Source data:
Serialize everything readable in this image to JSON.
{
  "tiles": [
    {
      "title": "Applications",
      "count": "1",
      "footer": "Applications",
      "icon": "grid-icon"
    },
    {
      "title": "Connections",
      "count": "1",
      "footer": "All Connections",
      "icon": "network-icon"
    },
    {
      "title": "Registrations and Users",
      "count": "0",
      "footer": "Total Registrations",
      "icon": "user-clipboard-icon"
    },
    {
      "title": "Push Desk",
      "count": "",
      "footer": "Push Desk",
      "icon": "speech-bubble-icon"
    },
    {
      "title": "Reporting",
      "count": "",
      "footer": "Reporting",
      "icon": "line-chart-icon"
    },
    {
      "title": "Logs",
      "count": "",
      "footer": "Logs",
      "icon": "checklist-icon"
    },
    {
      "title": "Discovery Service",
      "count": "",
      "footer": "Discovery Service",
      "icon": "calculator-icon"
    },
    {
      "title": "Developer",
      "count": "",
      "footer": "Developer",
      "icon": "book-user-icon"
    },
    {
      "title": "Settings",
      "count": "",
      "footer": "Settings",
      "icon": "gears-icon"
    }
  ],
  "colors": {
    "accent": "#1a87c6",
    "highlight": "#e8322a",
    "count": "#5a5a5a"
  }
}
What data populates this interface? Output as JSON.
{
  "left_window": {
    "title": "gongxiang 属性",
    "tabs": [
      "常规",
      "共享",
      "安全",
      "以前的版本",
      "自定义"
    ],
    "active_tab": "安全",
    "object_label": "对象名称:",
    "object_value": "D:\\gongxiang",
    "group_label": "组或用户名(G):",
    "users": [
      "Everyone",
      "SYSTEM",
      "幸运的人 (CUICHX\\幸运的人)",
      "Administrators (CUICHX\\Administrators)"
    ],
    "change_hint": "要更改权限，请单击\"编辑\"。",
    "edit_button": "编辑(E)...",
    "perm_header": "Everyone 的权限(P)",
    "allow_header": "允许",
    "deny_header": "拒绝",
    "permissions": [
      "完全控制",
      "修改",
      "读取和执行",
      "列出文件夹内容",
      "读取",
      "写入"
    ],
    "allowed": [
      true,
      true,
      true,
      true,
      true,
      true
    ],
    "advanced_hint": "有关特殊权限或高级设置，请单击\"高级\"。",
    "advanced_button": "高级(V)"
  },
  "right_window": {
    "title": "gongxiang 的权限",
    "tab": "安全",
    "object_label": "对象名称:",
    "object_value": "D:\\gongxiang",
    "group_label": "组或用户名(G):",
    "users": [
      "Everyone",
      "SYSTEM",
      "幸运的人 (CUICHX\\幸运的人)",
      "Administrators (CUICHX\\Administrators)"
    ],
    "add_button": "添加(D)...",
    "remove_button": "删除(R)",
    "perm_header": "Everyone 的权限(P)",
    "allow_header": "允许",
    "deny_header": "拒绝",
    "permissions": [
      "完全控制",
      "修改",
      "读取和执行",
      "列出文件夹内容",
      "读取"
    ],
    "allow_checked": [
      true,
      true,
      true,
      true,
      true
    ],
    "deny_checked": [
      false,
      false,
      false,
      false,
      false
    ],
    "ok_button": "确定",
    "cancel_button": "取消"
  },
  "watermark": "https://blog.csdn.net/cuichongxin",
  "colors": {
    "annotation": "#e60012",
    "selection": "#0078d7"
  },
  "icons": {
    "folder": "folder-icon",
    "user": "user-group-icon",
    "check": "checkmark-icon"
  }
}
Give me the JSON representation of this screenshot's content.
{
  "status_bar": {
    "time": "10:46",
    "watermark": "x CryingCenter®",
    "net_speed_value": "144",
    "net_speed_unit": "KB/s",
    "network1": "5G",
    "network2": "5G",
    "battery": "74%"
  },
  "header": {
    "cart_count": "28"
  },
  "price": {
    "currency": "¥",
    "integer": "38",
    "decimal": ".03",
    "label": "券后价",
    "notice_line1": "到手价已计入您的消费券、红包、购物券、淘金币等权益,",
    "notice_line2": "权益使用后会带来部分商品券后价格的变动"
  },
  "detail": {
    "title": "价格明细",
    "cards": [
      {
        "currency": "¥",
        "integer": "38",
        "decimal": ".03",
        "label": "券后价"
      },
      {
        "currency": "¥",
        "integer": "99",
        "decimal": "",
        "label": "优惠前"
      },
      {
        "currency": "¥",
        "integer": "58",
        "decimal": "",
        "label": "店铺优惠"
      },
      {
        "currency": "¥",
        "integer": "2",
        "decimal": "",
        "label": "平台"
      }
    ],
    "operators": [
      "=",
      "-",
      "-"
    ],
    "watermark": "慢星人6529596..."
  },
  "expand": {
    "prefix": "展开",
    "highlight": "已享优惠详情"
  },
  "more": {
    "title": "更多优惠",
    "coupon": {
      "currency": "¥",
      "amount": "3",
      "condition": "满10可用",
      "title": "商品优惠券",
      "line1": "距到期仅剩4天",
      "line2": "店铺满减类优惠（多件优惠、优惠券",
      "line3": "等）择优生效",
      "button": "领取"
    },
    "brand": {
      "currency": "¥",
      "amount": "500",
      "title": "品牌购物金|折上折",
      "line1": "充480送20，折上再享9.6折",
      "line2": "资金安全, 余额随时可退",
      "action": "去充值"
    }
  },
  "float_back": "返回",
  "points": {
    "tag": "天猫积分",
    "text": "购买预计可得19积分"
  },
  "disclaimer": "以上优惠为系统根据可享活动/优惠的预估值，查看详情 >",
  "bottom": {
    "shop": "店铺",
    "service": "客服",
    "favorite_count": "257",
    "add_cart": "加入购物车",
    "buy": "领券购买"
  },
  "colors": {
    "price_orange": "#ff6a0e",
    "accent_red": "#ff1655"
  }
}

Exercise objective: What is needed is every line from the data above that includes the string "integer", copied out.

Written solution:
    "integer": "38",
        "integer": "38",
        "integer": "99",
        "integer": "58",
        "integer": "2",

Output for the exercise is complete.